Work-Specific / "Grammar-less" vs. Traditional Learning for Managers

I frequently get questions from clients in regards to the features of “grammar-less” foreign language learning. The straightforward answer is time. Many busy professionals don’t have enough time or patience to know all of the nuances of another language. The standard way of foreign language learning may take years. We've taught Spanish & ESL at a volume of colleges i understand what doesn’t work: bogging students down with the much grammar actually unwilling to speak. As well as an individual can readily become discouraged when he / she realizes that you almost certainly won’t learn something that should help close the communication gap at her / his office. Don’t misunderstand, learning basic greetings and small talk is usually valuable. But is it worth sitting by way of a 16-week grammar-heavy class to find only a couple phrases useful? And who's time for you to buy neighborhood education class and even at the college? Will you educate yourself on the specific phrases you must “get your point across” with the employees whose first language isn’t English. Be simple truth is no.

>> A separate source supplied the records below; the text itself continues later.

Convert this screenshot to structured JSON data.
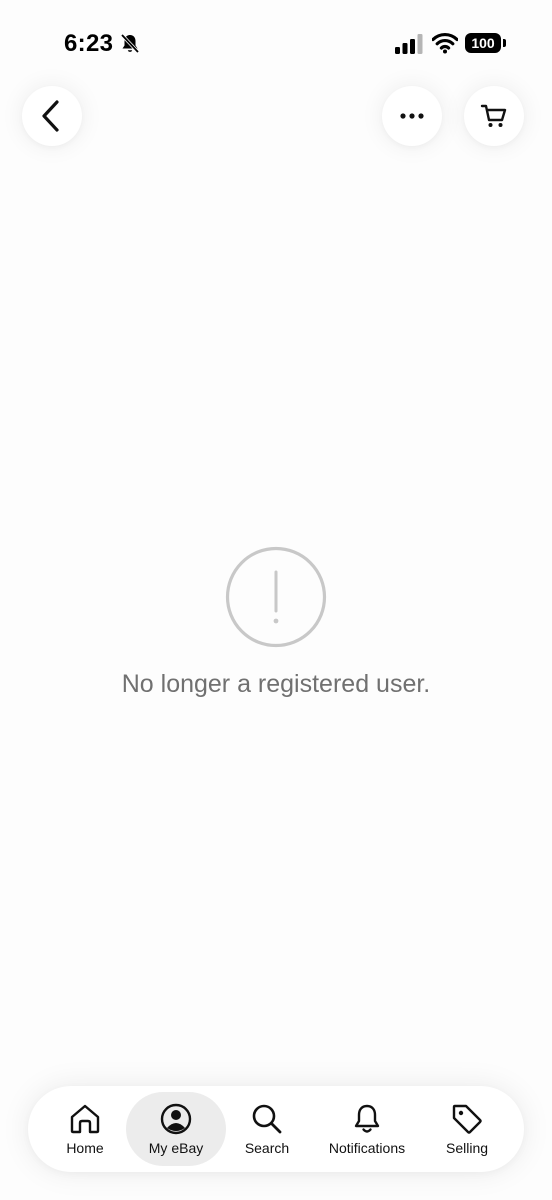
{
  "status_bar": {
    "time": "6:23",
    "battery_level": "100",
    "icons": [
      "bell-slash-icon",
      "signal-icon",
      "wifi-icon",
      "battery-icon"
    ]
  },
  "header": {
    "back_icon": "chevron-left-icon",
    "more_icon": "more-horizontal-icon",
    "cart_icon": "cart-icon"
  },
  "main": {
    "alert_icon": "alert-circle-icon",
    "message": "No longer a registered user."
  },
  "tab_bar": {
    "active": "My eBay",
    "tabs": [
      {
        "label": "Home",
        "icon": "home-icon"
      },
      {
        "label": "My eBay",
        "icon": "user-circle-icon"
      },
      {
        "label": "Search",
        "icon": "search-icon"
      },
      {
        "label": "Notifications",
        "icon": "bell-icon"
      },
      {
        "label": "Selling",
        "icon": "tag-icon"
      }
    ]
  },
  "colors": {
    "background": "#fdfdfd",
    "message_text": "#707070",
    "alert_icon": "#c8c8c8",
    "active_tab_bg": "#ececec"
  }
}
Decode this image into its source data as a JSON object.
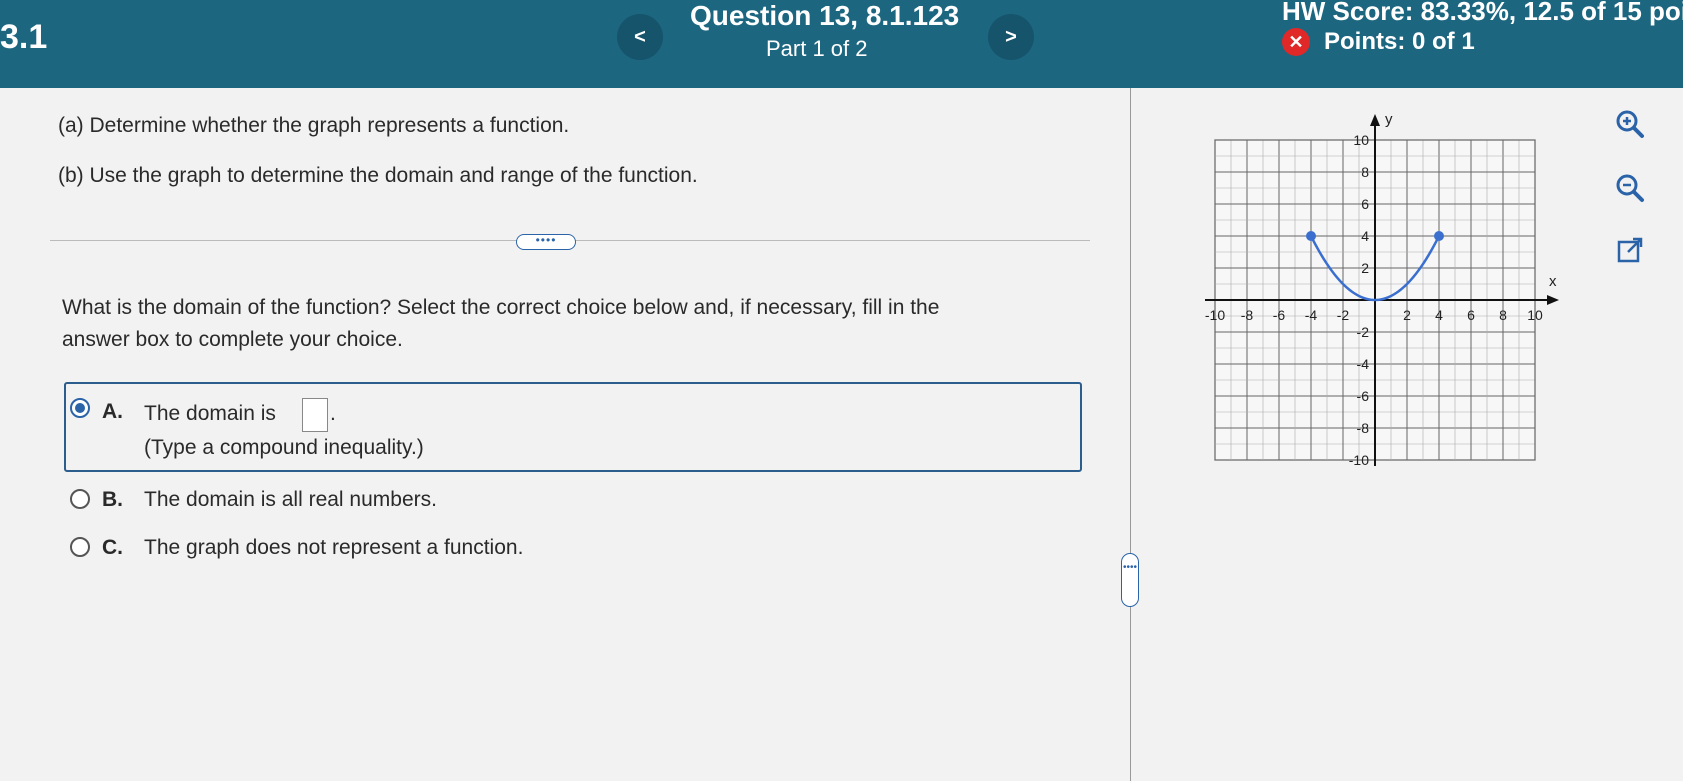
{
  "header": {
    "section": "3.1",
    "prev_label": "<",
    "next_label": ">",
    "question_title": "Question 13, 8.1.123",
    "part": "Part 1 of 2",
    "hw_score": "HW Score: 83.33%, 12.5 of 15 poi",
    "points": "Points: 0 of 1",
    "status_icon": "incorrect-x-icon",
    "status_color": "#e02828"
  },
  "question": {
    "part_a": "(a) Determine whether the graph represents a function.",
    "part_b": "(b) Use the graph to determine the domain and range of the function.",
    "more_label": "••••",
    "prompt_line1": "What is the domain of the function? Select the correct choice below and, if necessary, fill in the",
    "prompt_line2": "answer box to complete your choice."
  },
  "choices": [
    {
      "letter": "A.",
      "text": "The domain is",
      "hint": "(Type a compound inequality.)",
      "selected": true,
      "period": "."
    },
    {
      "letter": "B.",
      "text": "The domain is all real numbers.",
      "selected": false
    },
    {
      "letter": "C.",
      "text": "The graph does not represent a function.",
      "selected": false
    }
  ],
  "graph": {
    "x_label": "x",
    "y_label": "y",
    "x_ticks": [
      "-10",
      "-8",
      "-6",
      "-4",
      "-2",
      "2",
      "4",
      "6",
      "8",
      "10"
    ],
    "y_ticks": [
      "10",
      "8",
      "6",
      "4",
      "2",
      "-2",
      "-4",
      "-6",
      "-8",
      "-10"
    ],
    "xlim": [
      -10,
      10
    ],
    "ylim": [
      -10,
      10
    ],
    "curve_color": "#3a6fd0",
    "points": [
      {
        "x": -4,
        "y": 4
      },
      {
        "x": 4,
        "y": 4
      }
    ],
    "vertex": {
      "x": 0,
      "y": 0
    }
  },
  "tools": {
    "zoom_in": "zoom-in-icon",
    "zoom_out": "zoom-out-icon",
    "open": "open-external-icon"
  },
  "accent": "#2b63a8"
}
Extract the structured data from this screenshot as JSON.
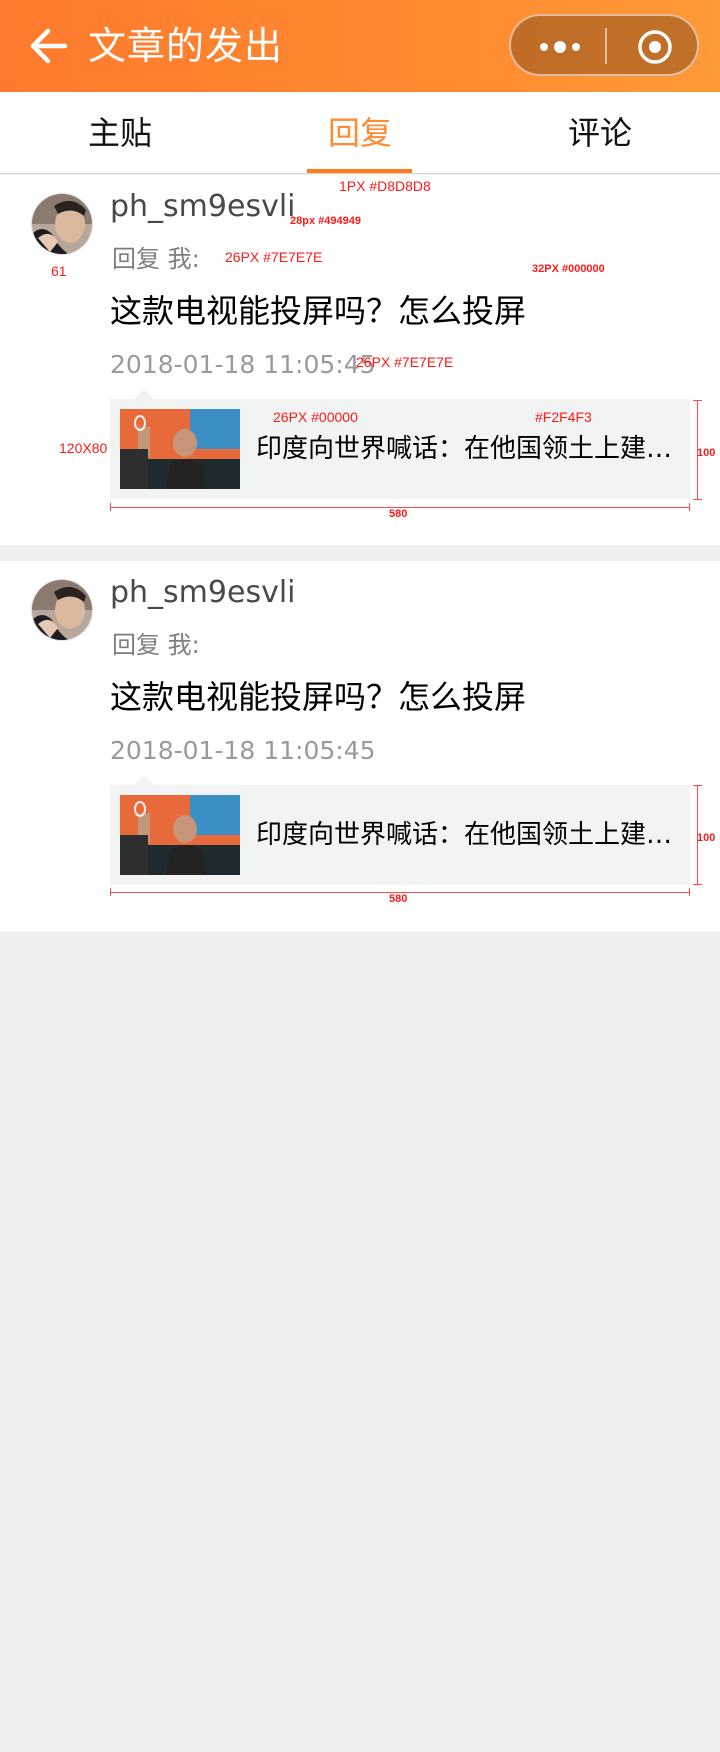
{
  "header": {
    "title": "文章的发出",
    "back_icon": "arrow-left-icon",
    "menu_icon": "more-dots-icon",
    "close_icon": "record-circle-icon",
    "color_start": "#ff7a2e",
    "color_end": "#ff9a38"
  },
  "tabs": [
    {
      "label": "主贴",
      "active": false
    },
    {
      "label": "回复",
      "active": true
    },
    {
      "label": "评论",
      "active": false
    }
  ],
  "accent_color": "#ff8a30",
  "replies": [
    {
      "username": "ph_sm9esvli",
      "reply_label": "回复 我:",
      "content": "这款电视能投屏吗？怎么投屏",
      "time": "2018-01-18 11:05:45",
      "quote_text": "印度向世界喊话：在他国领土上建设基础设施"
    },
    {
      "username": "ph_sm9esvli",
      "reply_label": "回复 我:",
      "content": "这款电视能投屏吗？怎么投屏",
      "time": "2018-01-18 11:05:45",
      "quote_text": "印度向世界喊话：在他国领土上建设基础设施"
    }
  ],
  "annotations": {
    "divider": "1PX #D8D8D8",
    "username_spec": "28px #494949",
    "reply_spec": "26PX #7E7E7E",
    "content_spec": "32PX #000000",
    "time_spec": "26PX #7E7E7E",
    "quote_text_spec": "26PX #00000",
    "quote_bg": "#F2F4F3",
    "thumb_size": "120X80",
    "avatar_size": "61",
    "quote_height": "100",
    "quote_width": "580"
  }
}
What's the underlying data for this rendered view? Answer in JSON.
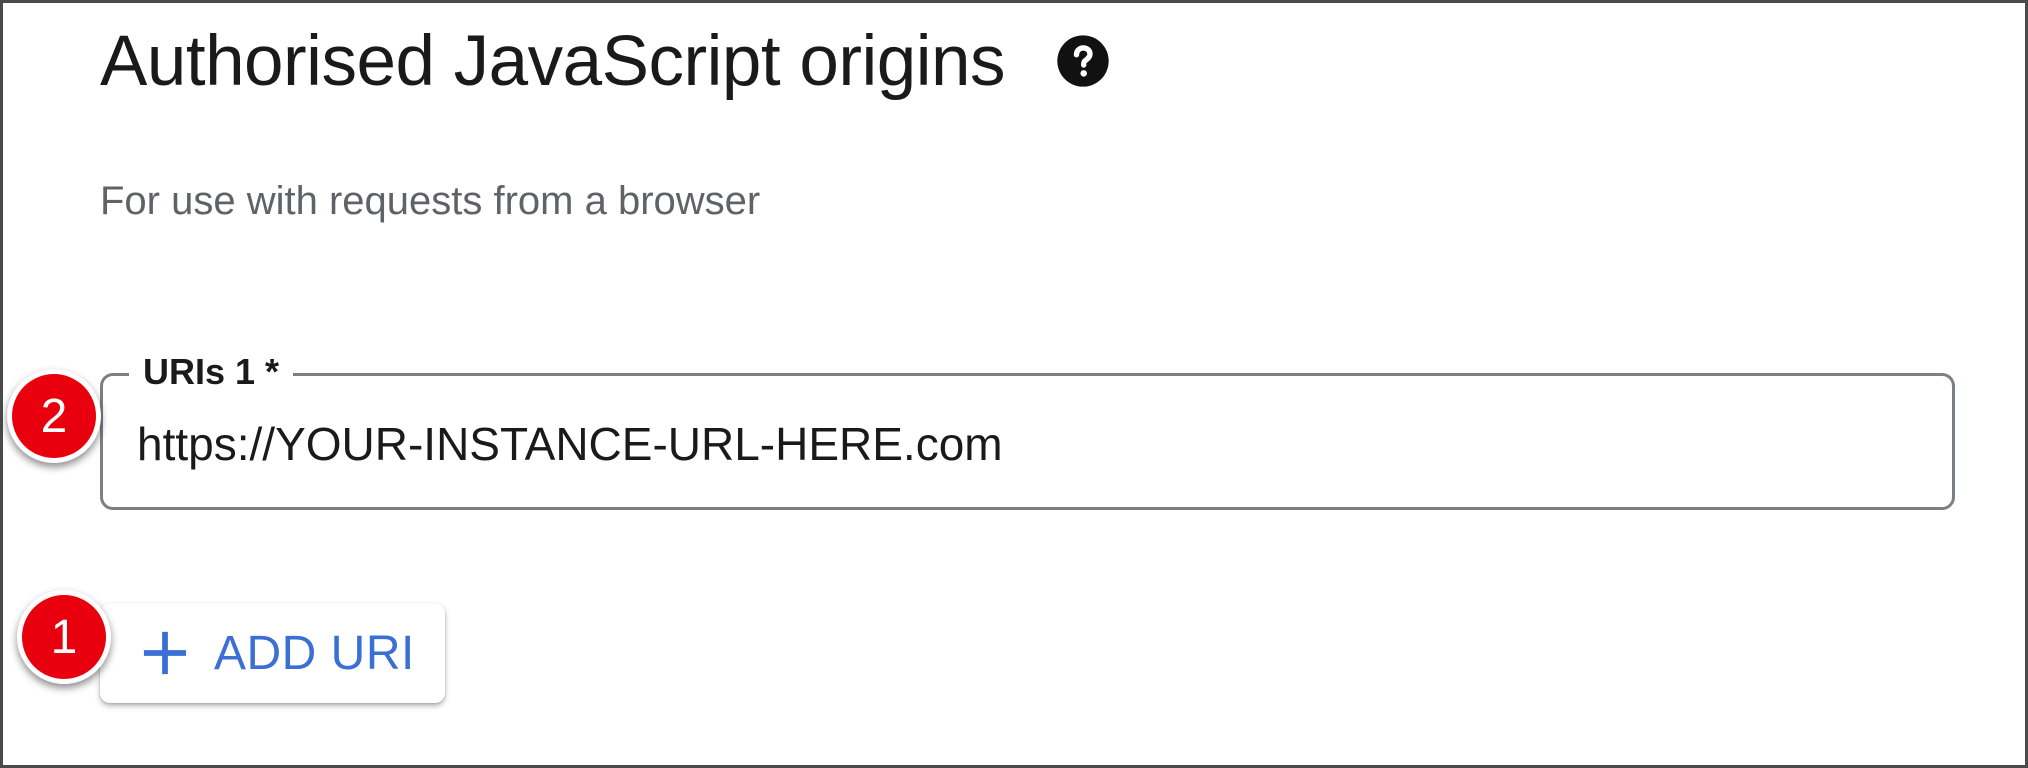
{
  "header": {
    "title": "Authorised JavaScript origins",
    "help_icon": "question-circle-icon",
    "subtitle": "For use with requests from a browser"
  },
  "uri_field": {
    "label": "URIs 1 *",
    "value": "https://YOUR-INSTANCE-URL-HERE.com"
  },
  "add_button": {
    "icon": "plus-icon",
    "label": "ADD URI"
  },
  "markers": [
    {
      "number": "1"
    },
    {
      "number": "2"
    }
  ],
  "colors": {
    "accent": "#3b6fd6",
    "marker": "#e8000f",
    "text": "#1a1a1a",
    "muted": "#5f6368",
    "field_border": "#7b8087"
  }
}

In terms of workplace communication, some companies want their workers to know industry-specific phrases and words without spending time learning material they can never use. That’s why we developed our programs addressing the demands of specific industries by teaching managers the text and cultures in their workers. The formula is the more effective you engage with your employees the more suitable they’ll become of their jobs.

Whether it’s taking online language lessons or using bilingual “survival” training products to facilitate learning, I ran across that teaching managers basic phrases in Spanish and other languages that had been specific for their needs not only helps get jobs done but triggered workers who felt more respected and motivated. Bottom line: companies retain better employees. This can be accomplished inside a fraction almost daily of traditional learning languages programs. You'll find limitations to this particular method: employees / students don’t have the time to “train their ear” so he or she won’t be having full-blown conversations. But is the fact that really necessary? The lenders we help need to: 1) make sure their workers feel appreciated, 2) exchange some rudimentary “small talk” to indicate anyone likely striving a few) communicate specific phrases and requests to make the work place most sought after and efficient. And you could do that by offering the learn only the phrases that they can want; that can make them successful at the job. And by applying this “grammar-less” approach you might have learners that see immediate results and they are more motivated to continue the educational process.

To learn more about English for Latino Employees website: click.